* **Work required**: Sort through the entries below and pull out lines containing the word "number".

[Data items]
◇ ◇ ◇

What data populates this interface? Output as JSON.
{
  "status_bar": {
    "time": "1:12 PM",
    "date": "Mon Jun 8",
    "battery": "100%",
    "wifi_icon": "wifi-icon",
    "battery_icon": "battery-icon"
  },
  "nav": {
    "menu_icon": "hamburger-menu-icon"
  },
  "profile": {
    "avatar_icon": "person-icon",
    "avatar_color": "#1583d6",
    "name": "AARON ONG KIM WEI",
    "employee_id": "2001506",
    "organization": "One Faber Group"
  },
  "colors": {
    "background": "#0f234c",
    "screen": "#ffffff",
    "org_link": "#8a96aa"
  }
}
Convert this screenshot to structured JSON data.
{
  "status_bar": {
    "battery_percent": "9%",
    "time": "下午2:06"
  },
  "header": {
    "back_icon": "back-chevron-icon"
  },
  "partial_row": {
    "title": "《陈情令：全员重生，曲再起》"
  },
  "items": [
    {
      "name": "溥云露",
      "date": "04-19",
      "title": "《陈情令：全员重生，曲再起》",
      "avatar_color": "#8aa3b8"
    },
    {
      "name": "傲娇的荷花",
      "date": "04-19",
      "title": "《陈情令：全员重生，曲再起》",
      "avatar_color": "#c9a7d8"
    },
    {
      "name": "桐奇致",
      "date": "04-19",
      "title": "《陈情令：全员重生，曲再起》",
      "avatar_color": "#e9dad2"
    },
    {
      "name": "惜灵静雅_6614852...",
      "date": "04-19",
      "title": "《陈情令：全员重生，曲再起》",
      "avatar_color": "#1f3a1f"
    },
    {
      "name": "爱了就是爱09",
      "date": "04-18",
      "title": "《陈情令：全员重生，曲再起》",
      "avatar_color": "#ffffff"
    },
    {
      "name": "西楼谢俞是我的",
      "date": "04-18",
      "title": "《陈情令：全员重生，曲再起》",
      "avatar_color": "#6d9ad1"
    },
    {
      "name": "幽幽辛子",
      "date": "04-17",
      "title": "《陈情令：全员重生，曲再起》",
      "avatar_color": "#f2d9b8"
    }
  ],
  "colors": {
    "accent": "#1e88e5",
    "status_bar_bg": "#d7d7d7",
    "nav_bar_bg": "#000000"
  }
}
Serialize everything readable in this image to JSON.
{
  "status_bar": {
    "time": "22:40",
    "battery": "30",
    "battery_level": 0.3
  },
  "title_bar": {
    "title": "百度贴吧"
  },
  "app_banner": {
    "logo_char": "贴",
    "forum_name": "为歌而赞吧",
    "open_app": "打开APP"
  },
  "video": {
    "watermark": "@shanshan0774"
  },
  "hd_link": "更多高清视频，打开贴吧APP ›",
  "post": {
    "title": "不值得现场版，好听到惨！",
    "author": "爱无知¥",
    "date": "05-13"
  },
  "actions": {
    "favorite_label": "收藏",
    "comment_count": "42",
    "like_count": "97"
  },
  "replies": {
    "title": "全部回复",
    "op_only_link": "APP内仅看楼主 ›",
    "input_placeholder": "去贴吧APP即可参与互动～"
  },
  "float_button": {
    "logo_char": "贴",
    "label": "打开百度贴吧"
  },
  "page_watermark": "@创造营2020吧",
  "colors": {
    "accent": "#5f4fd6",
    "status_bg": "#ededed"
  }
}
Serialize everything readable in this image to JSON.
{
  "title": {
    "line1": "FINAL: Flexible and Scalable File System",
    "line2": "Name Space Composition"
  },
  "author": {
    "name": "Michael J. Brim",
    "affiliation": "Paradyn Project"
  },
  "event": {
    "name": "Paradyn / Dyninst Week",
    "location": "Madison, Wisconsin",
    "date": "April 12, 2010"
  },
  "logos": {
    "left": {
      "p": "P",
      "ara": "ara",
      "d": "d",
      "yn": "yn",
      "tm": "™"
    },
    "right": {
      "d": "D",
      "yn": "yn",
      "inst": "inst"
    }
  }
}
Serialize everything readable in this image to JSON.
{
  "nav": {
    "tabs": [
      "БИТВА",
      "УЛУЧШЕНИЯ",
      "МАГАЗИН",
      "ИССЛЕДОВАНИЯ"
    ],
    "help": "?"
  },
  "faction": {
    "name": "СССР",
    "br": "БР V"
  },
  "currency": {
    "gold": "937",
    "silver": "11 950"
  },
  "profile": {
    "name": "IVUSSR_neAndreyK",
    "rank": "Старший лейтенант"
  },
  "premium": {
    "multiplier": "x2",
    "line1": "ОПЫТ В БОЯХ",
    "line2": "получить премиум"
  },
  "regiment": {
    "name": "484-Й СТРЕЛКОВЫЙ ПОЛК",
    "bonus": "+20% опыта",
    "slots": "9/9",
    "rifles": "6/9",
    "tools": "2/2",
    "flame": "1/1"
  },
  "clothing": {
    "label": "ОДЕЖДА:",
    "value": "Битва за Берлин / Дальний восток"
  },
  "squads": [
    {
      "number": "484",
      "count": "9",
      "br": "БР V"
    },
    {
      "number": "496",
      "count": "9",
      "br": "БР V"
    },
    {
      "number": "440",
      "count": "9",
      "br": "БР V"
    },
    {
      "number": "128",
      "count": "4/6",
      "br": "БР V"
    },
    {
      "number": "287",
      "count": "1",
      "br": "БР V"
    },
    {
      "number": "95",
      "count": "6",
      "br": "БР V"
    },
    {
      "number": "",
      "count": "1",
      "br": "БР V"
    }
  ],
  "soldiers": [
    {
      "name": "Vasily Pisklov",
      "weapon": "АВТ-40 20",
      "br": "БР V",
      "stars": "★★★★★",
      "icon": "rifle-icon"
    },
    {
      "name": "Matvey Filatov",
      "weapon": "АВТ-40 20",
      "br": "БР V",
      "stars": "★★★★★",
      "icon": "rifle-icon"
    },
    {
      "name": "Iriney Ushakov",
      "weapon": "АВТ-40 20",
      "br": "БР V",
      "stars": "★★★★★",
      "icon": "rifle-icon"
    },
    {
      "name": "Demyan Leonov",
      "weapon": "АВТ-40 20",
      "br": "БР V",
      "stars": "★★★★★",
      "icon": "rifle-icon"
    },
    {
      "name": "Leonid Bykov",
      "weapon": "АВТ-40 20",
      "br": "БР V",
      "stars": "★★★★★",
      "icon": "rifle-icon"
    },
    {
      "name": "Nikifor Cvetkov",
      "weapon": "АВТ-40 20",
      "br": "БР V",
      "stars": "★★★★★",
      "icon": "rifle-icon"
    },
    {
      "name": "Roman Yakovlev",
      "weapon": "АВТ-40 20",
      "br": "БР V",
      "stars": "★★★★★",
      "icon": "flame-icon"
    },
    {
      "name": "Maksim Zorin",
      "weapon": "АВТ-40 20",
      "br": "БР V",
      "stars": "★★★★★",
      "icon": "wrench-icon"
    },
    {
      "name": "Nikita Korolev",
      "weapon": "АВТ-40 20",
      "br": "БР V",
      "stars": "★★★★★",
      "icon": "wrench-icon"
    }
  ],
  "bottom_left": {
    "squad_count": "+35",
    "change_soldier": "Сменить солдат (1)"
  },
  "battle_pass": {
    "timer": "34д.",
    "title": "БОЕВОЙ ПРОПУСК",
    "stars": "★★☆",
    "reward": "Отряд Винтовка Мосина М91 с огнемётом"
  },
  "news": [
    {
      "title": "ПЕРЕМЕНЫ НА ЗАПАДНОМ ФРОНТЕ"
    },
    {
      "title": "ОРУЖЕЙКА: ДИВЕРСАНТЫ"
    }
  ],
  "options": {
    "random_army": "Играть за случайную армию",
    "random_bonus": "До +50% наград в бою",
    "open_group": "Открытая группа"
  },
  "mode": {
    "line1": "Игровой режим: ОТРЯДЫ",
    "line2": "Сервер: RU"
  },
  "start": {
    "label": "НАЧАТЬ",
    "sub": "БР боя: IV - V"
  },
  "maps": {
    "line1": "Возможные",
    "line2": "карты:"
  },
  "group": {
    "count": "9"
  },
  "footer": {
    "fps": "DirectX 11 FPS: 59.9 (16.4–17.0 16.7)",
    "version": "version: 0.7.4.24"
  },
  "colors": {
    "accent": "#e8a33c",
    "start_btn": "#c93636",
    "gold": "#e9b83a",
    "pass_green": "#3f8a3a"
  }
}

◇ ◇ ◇

* **Response area**:
      "number": "484",
      "number": "496",
      "number": "440",
      "number": "128",
      "number": "287",
      "number": "95",
      "number": "",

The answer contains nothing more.